Kidney Stones

Friday, June 10, 2016

A kidney stone is a small, hard deposit that forms in the kidneys and is often painful when passed. Dr. Edward Hill discusses kidney stones in todays 60 Second Housecall.

Dr. Hill:

Kidney stones are small, hard mineral deposits that form inside our kidneys when we are dehydrated. When kidney stones move into the ureter, the tube that connects the kidney to the bladder, they sometimes cause a blockage. This blockage can end up causing severe pain and a trip to the emergency room.

A CT scan is usually performed to determine the size of the stone, the degree of blockage and how far down the ureter it has progressed. This helps to determine whether or not the stone is likely to pass on its own. If it is, certain medications are given to help the stone pass, as well as to help cope with the pain, nausea and vomiting.

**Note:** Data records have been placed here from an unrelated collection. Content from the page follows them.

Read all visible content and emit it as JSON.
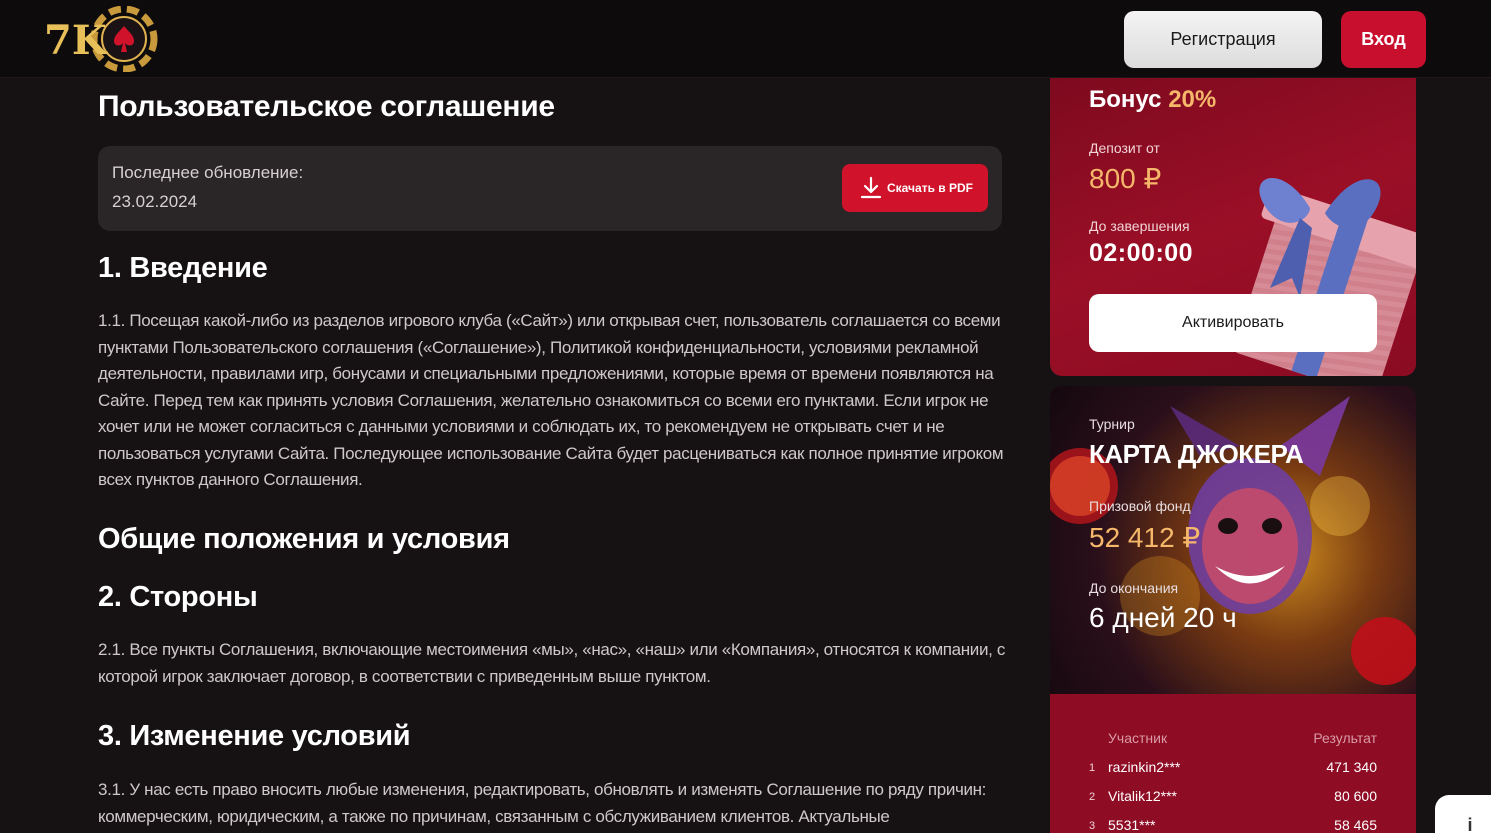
{
  "header": {
    "logo_text": "7K",
    "register_label": "Регистрация",
    "login_label": "Вход"
  },
  "main": {
    "title": "Пользовательское соглашение",
    "update": {
      "label": "Последнее обновление:",
      "date": "23.02.2024",
      "pdf_button": "Скачать в PDF"
    },
    "sections": [
      {
        "heading": "1. Введение",
        "text": "1.1. Посещая какой-либо из разделов игрового клуба («Сайт») или открывая счет, пользователь соглашается со всеми пунктами Пользовательского соглашения («Соглашение»), Политикой конфиденциальности, условиями рекламной деятельности, правилами игр, бонусами и специальными предложениями, которые время от времени появляются на Сайте. Перед тем как принять условия Соглашения, желательно ознакомиться со всеми его пунктами. Если игрок не хочет или не может согласиться с данными условиями и соблюдать их, то рекомендуем не открывать счет и не пользоваться услугами Сайта. Последующее использование Сайта будет расцениваться как полное принятие игроком всех пунктов данного Соглашения."
      },
      {
        "heading": "Общие положения и условия",
        "text": ""
      },
      {
        "heading": "2. Стороны",
        "text": "2.1. Все пункты Соглашения, включающие местоимения «мы», «нас», «наш» или «Компания», относятся к компании, с которой игрок заключает договор, в соответствии с приведенным выше пунктом."
      },
      {
        "heading": "3. Изменение условий",
        "text": "3.1. У нас есть право вносить любые изменения, редактировать, обновлять и изменять Соглашение по ряду причин: коммерческим, юридическим, а также по причинам, связанным с обслуживанием клиентов. Актуальные"
      }
    ]
  },
  "bonus": {
    "title": "Бонус",
    "percent": "20%",
    "deposit_label": "Депозит от",
    "deposit_value": "800 ₽",
    "until_label": "До завершения",
    "until_value": "02:00:00",
    "activate_label": "Активировать"
  },
  "tournament": {
    "label": "Турнир",
    "title": "КАРТА ДЖОКЕРА",
    "prize_label": "Призовой фонд",
    "prize_value": "52 412 ₽",
    "ends_label": "До окончания",
    "ends_value": "6 дней 20 ч"
  },
  "leaderboard": {
    "col_player": "Участник",
    "col_result": "Результат",
    "rows": [
      {
        "rank": "1",
        "name": "razinkin2***",
        "score": "471 340"
      },
      {
        "rank": "2",
        "name": "Vitalik12***",
        "score": "80 600"
      },
      {
        "rank": "3",
        "name": "5531***",
        "score": "58 465"
      }
    ]
  },
  "help": {
    "label": "i"
  },
  "colors": {
    "accent_red": "#c8102e",
    "gold": "#f5b86a",
    "background": "#161214"
  }
}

Unfortunately, not all patients are able to tolerate their symptoms and some stones are simply too large to pass. For those stones, specially trained surgeons called urologists can use miniaturized telescopes, lasers and an outpatient procedure called lithotripsy to help break up the stones and allow for faster recovery.

For North Mississippi Medical Center, Im Dr. Edward Hill.